 First photo called „carde – de visite“


History of ballpoint

Invention of the ball pen

The first applied patent for a ball pen derived from the American J.J. Loud in 1888, who described it as a holder of ball feathers in order to letter rough textured surfaces. But the patent did not have anything in common with the latter ball pen. 
The first real ball pen was already produced by the Croatian Slavoljub Penkala in 1906. Between 1914 and 1926, the Penkala was exported throughout the world e.g. Vienna, Paris, London, New York, Los Angeles, even Tokyo, Singapore and Hongkong. The factory was during that time the biggest of its type and produced all kinds of stationery.
It is very hard or almost impossible for a non pro to see the difference of the type face between a Penkala and later used ball pens from the brands Biro or Raynolds.
In 1937, the basic form of today`s ball pen (Eterpen) was first produced by the Hungarian László József Biró, which was patented 1943 and is sold since then very successfully as Biro especially in South America.
Reynolds at last changed some specifications of the Biro and brought it very successfully since 1944 to market in the United States. The Americans claim the invention of the ball point for themselves, but that is not the case.

History photographs

The first photographs of people were taken about 1845. They measured about 2x4 inch and were used in place “calling cards“ or “carte de visite“. They remained popular until about 1965 when they replaced by a larger type of photograph meant for keeping in albums which in turn were kept cabinets.

They were then called “cabinet“ photographs. Generally about 4x6 inches, they could on occassion be much larger, with various names such as Imperial Cabinet. Both the carte de visite and cabinet photographs had the actual photo mounted on a heavier board, usually with the photographer’s imprint either on the bottom front or the back. The cabinet photograph remained in vogue until about the turn of the 20th century when it was replaced by photographs with sizes pretty much as we know them now, ranging from postcard size to 8x10 inches, occasionally larger.

The 11x14 inch photo didn’t become popular until about 1920, and seldom seems to have been used except by movie stars. The earlier 8x10 photographs tended to be sepia in tone (brownish) or black/white, about 50/50. Sepia started to be phased out the 1920’s and was eventually vitually replaced by the black/white altogether, which of course, was suplemented by color about 1950. Beware the signed photograph that is out of this dating context . For example, you are not likely to see a genuine signed cabinet photograph of anyone who died before 1965.

That is the reason why buying from reputable dealers is absolutely the only way to go. The field of signed photographs is fought with peril, not only because of forgeries but from secretarial signatures on movie star photos and you should at least buy from someone who stands behind his stuff and you could at least get your money back if questioned later !

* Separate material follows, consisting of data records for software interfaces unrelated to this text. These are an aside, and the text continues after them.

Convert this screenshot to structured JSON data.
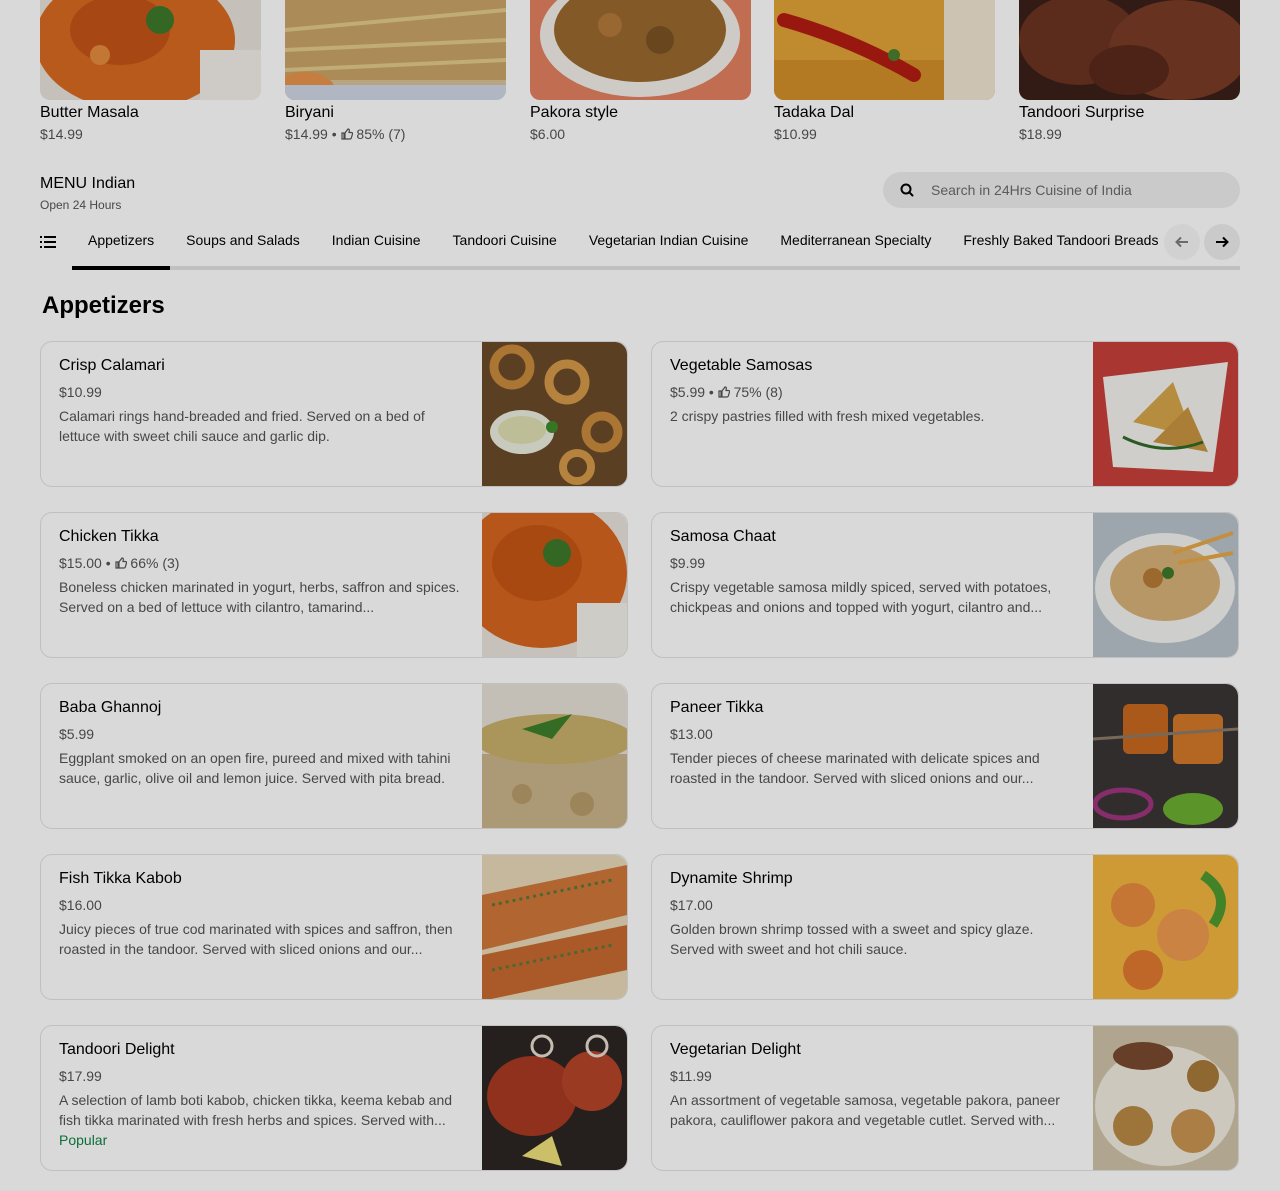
{
  "featured": [
    {
      "name": "Butter Masala",
      "meta": "$14.99",
      "rating": ""
    },
    {
      "name": "Biryani",
      "meta": "$14.99 •",
      "rating": "85% (7)"
    },
    {
      "name": "Pakora style",
      "meta": "$6.00",
      "rating": ""
    },
    {
      "name": "Tadaka Dal",
      "meta": "$10.99",
      "rating": ""
    },
    {
      "name": "Tandoori Surprise",
      "meta": "$18.99",
      "rating": ""
    }
  ],
  "menu": {
    "title": "MENU Indian",
    "hours": "Open 24 Hours",
    "search_placeholder": "Search in 24Hrs Cuisine of India"
  },
  "tabs": [
    {
      "label": "Appetizers"
    },
    {
      "label": "Soups and Salads"
    },
    {
      "label": "Indian Cuisine"
    },
    {
      "label": "Tandoori Cuisine"
    },
    {
      "label": "Vegetarian Indian Cuisine"
    },
    {
      "label": "Mediterranean Specialty"
    },
    {
      "label": "Freshly Baked Tandoori Breads"
    }
  ],
  "section": {
    "title": "Appetizers"
  },
  "items": [
    {
      "name": "Crisp Calamari",
      "price": "$10.99",
      "rating": "",
      "desc": "Calamari rings hand-breaded and fried. Served on a bed of lettuce with sweet chili sauce and garlic dip.",
      "badge": ""
    },
    {
      "name": "Vegetable Samosas",
      "price": "$5.99 •",
      "rating": "75% (8)",
      "desc": "2 crispy pastries filled with fresh mixed vegetables.",
      "badge": ""
    },
    {
      "name": "Chicken Tikka",
      "price": "$15.00 •",
      "rating": "66% (3)",
      "desc": "Boneless chicken marinated in yogurt, herbs, saffron and spices. Served on a bed of lettuce with cilantro, tamarind...",
      "badge": ""
    },
    {
      "name": "Samosa Chaat",
      "price": "$9.99",
      "rating": "",
      "desc": "Crispy vegetable samosa mildly spiced, served with potatoes, chickpeas and onions and topped with yogurt, cilantro and...",
      "badge": ""
    },
    {
      "name": "Baba Ghannoj",
      "price": "$5.99",
      "rating": "",
      "desc": "Eggplant smoked on an open fire, pureed and mixed with tahini sauce, garlic, olive oil and lemon juice. Served with pita bread.",
      "badge": ""
    },
    {
      "name": "Paneer Tikka",
      "price": "$13.00",
      "rating": "",
      "desc": "Tender pieces of cheese marinated with delicate spices and roasted in the tandoor. Served with sliced onions and our...",
      "badge": ""
    },
    {
      "name": "Fish Tikka Kabob",
      "price": "$16.00",
      "rating": "",
      "desc": "Juicy pieces of true cod marinated with spices and saffron, then roasted in the tandoor. Served with sliced onions and our...",
      "badge": ""
    },
    {
      "name": "Dynamite Shrimp",
      "price": "$17.00",
      "rating": "",
      "desc": "Golden brown shrimp tossed with a sweet and spicy glaze. Served with sweet and hot chili sauce.",
      "badge": ""
    },
    {
      "name": "Tandoori Delight",
      "price": "$17.99",
      "rating": "",
      "desc": "A selection of lamb boti kabob, chicken tikka, keema kebab and fish tikka marinated with fresh herbs and spices. Served with...",
      "badge": "Popular"
    },
    {
      "name": "Vegetarian Delight",
      "price": "$11.99",
      "rating": "",
      "desc": "An assortment of vegetable samosa, vegetable pakora, paneer pakora, cauliflower pakora and vegetable cutlet. Served with...",
      "badge": ""
    }
  ],
  "icons": {
    "search": "search-icon",
    "list": "list-icon",
    "prev": "arrow-left-icon",
    "next": "arrow-right-icon",
    "thumbs_up": "thumbs-up-icon"
  },
  "colors": {
    "text_primary": "#000000",
    "text_secondary": "#545454",
    "popular": "#0e8345",
    "chip_bg": "#eeeeee",
    "border": "#e2e2e2"
  }
}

For further informations and the largest autograph reference website worldwide view www.isitreal.com

Have something to share? Create your own guide... Write a guide
Explore more guides